"The Motorcycle Diaries seemed like the perfect way to
collaborate with Walter, especially since Che Guevara can be
such a tricky subject. I knew Walter would handle the story
with lyricism and humanity rather than focusing on the politics
of who Ernesto would later become." As you can tell in
the Motorcycle Diaries movie review, the director of the movie
was already quite familiar with the book when the producers
approached him to helm the film. In the Motorcycle Diaries review,
to balance the film's portrayal of the two main characters,
Rivera drew from both Guevara's travel diary and Granado's own
account of the trip.
The Motorcycle Diaries award nominees
have reached an outstanding number. With the Motorcycle Diaries
award nominees being in such categories as "Best Picture"
in the British Academy Awards, "Best Foreign Language Film"
in the Golden Globes, and "Best Foreign Film" by the
National Board of Review, it is no wonder why the film is a
fascination among many. The director, the composer for the soundtrack,

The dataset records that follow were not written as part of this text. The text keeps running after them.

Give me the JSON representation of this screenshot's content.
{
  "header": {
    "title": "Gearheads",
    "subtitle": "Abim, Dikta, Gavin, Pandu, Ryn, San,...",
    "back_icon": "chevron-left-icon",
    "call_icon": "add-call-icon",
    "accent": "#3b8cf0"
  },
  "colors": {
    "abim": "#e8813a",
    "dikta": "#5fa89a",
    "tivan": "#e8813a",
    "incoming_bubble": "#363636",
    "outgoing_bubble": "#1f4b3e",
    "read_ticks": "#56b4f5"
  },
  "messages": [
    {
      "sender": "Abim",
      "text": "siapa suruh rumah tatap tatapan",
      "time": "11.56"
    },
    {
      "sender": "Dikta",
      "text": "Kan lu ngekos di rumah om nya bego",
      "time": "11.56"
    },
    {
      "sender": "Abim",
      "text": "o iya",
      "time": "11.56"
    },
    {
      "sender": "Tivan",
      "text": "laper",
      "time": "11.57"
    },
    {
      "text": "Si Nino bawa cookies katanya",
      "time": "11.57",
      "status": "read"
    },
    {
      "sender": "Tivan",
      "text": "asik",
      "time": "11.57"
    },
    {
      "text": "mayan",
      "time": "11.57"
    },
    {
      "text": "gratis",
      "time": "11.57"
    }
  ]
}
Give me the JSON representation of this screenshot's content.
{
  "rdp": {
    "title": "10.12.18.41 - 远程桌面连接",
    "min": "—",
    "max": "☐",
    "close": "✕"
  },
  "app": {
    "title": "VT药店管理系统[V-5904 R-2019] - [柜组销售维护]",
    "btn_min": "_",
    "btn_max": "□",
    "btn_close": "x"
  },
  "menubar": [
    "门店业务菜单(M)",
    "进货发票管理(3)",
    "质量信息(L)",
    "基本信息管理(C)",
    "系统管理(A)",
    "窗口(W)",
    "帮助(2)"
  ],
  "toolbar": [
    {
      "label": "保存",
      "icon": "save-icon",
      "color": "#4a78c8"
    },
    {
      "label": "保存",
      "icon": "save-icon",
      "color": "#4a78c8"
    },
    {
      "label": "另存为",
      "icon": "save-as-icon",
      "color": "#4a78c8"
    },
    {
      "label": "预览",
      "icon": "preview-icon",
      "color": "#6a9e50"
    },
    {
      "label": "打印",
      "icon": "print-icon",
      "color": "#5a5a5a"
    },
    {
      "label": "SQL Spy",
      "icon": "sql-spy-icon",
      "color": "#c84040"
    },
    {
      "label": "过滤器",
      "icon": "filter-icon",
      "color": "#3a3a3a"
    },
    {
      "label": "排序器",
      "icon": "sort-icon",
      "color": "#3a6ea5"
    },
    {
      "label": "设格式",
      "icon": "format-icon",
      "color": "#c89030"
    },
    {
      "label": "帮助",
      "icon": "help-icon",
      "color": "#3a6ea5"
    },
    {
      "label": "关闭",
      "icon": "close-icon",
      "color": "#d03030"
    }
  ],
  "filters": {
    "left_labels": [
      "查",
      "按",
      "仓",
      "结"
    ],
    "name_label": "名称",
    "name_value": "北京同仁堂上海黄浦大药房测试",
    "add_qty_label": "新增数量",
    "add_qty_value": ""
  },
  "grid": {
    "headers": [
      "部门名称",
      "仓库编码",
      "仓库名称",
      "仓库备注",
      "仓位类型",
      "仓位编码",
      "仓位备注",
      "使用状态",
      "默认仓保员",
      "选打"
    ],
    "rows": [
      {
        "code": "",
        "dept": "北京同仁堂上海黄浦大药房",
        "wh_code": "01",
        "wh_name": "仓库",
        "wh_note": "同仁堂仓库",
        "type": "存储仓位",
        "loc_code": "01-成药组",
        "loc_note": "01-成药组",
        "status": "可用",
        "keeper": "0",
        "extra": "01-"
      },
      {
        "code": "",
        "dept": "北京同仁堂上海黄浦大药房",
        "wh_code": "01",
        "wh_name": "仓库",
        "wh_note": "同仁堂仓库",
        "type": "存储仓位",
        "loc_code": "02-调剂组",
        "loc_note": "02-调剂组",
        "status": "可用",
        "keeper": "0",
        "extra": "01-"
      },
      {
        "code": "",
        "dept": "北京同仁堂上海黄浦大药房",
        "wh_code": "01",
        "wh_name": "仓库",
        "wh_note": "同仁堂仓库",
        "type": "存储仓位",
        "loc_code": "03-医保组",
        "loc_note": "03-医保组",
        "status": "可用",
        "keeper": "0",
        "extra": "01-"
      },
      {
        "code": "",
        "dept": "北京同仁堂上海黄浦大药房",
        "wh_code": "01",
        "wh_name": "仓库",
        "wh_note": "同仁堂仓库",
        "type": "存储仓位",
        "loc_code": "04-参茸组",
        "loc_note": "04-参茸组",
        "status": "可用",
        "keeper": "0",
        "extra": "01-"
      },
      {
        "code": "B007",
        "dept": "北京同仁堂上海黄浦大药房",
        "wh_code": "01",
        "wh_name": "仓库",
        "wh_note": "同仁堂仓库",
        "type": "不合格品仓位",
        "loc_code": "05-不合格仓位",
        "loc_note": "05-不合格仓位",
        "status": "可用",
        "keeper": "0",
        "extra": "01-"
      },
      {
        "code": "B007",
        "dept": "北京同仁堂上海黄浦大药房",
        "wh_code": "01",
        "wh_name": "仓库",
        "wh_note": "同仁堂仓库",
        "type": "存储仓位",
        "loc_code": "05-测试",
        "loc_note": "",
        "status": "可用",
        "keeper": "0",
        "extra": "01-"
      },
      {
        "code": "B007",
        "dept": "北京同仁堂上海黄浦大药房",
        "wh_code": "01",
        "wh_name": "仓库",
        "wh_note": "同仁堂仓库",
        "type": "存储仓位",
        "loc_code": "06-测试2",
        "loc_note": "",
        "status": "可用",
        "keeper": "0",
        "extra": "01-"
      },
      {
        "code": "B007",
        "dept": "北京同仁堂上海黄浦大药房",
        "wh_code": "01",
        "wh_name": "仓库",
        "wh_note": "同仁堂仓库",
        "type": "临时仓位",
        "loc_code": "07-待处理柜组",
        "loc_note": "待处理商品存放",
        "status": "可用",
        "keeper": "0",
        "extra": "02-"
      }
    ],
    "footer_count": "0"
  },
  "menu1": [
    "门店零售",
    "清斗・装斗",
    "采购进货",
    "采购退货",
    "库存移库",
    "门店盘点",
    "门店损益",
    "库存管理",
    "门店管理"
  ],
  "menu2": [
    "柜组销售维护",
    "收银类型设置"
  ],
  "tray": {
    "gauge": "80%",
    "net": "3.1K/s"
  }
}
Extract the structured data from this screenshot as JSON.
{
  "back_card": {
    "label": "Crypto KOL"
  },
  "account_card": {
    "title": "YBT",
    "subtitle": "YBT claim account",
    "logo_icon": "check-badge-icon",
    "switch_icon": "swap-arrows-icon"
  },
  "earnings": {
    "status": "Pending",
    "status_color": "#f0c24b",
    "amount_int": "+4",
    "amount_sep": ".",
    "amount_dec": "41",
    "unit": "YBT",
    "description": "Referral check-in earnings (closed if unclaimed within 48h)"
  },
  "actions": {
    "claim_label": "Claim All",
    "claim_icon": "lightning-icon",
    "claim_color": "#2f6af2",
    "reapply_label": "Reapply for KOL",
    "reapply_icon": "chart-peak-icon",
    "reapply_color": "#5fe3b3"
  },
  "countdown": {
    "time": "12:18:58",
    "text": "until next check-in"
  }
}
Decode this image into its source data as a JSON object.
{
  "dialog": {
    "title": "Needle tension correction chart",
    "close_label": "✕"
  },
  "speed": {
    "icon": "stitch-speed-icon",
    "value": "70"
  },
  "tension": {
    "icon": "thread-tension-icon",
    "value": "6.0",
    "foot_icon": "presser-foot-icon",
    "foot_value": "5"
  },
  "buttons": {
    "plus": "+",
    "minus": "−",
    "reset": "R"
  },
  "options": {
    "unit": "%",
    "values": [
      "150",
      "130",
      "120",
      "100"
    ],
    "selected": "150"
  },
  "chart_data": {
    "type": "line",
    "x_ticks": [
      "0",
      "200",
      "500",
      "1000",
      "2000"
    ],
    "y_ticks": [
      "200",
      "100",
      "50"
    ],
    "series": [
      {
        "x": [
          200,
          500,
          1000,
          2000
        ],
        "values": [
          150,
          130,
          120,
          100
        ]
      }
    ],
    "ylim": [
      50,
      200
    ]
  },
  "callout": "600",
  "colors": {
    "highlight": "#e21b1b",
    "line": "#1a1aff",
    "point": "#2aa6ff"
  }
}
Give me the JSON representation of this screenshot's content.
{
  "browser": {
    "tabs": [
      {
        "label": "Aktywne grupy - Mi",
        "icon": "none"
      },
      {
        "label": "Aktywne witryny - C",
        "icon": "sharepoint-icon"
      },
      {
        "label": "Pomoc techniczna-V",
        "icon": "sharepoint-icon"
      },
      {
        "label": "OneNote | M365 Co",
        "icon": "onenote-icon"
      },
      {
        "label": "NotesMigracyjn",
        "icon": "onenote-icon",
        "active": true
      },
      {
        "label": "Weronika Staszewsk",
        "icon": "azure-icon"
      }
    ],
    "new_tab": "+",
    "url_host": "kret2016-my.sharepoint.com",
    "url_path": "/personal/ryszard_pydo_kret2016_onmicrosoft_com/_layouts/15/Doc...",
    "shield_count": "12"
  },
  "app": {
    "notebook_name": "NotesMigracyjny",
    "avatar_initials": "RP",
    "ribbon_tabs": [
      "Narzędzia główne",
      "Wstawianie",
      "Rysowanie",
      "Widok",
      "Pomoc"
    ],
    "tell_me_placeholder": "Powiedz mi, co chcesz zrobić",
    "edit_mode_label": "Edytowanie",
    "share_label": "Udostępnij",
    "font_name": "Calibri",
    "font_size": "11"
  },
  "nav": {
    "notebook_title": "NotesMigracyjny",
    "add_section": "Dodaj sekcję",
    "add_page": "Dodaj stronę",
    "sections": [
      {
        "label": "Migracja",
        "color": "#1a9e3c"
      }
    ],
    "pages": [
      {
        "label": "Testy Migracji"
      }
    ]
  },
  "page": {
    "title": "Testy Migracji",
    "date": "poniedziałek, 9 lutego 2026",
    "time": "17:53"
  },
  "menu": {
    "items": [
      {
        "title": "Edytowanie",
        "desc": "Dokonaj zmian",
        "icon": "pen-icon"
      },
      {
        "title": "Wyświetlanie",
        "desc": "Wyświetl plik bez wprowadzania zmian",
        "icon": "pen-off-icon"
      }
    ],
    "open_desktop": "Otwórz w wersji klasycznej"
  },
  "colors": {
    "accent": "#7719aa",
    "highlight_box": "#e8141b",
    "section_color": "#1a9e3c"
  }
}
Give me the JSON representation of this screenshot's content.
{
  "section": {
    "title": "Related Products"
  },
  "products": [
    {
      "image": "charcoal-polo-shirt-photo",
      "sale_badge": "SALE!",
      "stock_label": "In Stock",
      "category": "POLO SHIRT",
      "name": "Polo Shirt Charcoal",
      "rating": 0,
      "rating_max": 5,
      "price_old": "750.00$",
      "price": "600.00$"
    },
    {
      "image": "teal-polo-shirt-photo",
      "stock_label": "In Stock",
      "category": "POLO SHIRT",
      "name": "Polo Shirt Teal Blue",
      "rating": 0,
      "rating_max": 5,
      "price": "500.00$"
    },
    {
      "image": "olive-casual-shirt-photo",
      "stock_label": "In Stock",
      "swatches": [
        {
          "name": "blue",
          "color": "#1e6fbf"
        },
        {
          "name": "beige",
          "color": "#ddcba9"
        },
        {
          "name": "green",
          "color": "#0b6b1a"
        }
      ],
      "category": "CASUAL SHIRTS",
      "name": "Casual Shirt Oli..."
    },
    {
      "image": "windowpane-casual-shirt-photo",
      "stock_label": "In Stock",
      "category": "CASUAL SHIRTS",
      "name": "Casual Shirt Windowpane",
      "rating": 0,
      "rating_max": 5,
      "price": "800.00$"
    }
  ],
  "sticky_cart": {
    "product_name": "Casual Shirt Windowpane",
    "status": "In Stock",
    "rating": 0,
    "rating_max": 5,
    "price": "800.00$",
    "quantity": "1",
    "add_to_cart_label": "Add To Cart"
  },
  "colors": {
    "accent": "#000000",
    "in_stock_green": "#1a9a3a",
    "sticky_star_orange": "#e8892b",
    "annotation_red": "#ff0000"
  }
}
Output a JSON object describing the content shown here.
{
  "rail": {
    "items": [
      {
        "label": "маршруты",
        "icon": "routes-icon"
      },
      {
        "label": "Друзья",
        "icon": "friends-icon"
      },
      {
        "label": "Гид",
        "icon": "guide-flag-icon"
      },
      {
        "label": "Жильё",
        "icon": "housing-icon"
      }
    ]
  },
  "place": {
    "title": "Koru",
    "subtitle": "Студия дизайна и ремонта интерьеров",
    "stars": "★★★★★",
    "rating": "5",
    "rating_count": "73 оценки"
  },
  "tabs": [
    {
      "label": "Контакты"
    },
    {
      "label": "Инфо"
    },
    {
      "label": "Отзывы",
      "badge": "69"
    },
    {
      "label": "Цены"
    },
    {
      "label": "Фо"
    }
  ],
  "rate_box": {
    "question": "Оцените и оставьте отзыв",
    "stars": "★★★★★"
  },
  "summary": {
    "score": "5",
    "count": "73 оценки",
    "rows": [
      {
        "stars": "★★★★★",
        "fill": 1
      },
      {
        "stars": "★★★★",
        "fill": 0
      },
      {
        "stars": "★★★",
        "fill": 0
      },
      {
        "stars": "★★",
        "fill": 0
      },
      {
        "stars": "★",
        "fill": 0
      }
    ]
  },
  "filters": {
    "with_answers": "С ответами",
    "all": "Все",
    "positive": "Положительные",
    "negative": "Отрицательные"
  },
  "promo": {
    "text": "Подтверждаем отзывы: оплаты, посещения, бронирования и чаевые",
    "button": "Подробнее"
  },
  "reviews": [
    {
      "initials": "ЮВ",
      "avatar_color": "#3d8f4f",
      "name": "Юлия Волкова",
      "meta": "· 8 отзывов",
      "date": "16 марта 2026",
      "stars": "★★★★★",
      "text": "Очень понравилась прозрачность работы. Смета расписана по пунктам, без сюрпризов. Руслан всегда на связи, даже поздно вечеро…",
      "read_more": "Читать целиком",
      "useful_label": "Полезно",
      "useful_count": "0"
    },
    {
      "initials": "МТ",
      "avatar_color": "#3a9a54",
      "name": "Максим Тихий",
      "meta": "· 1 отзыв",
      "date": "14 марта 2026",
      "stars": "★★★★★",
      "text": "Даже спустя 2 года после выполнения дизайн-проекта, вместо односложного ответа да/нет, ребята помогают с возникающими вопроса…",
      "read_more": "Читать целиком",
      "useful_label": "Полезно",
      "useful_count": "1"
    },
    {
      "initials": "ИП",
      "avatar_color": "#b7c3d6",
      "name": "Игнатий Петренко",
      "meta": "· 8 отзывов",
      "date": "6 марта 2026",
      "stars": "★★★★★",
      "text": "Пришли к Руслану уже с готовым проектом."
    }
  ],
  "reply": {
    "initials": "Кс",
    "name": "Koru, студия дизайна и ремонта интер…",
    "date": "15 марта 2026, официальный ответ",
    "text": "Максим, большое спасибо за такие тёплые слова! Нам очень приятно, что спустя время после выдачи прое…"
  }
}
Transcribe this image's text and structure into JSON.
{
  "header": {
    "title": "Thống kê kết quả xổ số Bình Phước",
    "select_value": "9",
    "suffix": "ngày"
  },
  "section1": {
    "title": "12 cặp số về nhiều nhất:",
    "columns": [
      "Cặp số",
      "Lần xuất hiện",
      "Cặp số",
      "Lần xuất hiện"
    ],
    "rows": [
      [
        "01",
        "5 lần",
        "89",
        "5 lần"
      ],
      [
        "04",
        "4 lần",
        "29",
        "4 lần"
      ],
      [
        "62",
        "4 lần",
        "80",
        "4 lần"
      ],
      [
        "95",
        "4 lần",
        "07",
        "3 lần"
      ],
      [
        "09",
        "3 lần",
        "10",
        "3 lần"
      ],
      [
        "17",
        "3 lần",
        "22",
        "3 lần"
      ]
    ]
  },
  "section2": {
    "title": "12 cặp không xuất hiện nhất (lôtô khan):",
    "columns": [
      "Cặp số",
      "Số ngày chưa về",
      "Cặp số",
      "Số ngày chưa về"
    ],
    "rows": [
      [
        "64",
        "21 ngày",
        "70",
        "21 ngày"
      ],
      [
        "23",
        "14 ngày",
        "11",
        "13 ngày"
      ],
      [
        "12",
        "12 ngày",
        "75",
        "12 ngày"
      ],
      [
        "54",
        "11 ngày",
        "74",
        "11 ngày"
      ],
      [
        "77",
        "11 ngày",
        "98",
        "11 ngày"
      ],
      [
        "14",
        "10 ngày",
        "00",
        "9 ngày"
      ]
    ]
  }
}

as well as a few actors were up for Motorcycle Diaries award
nominees as well.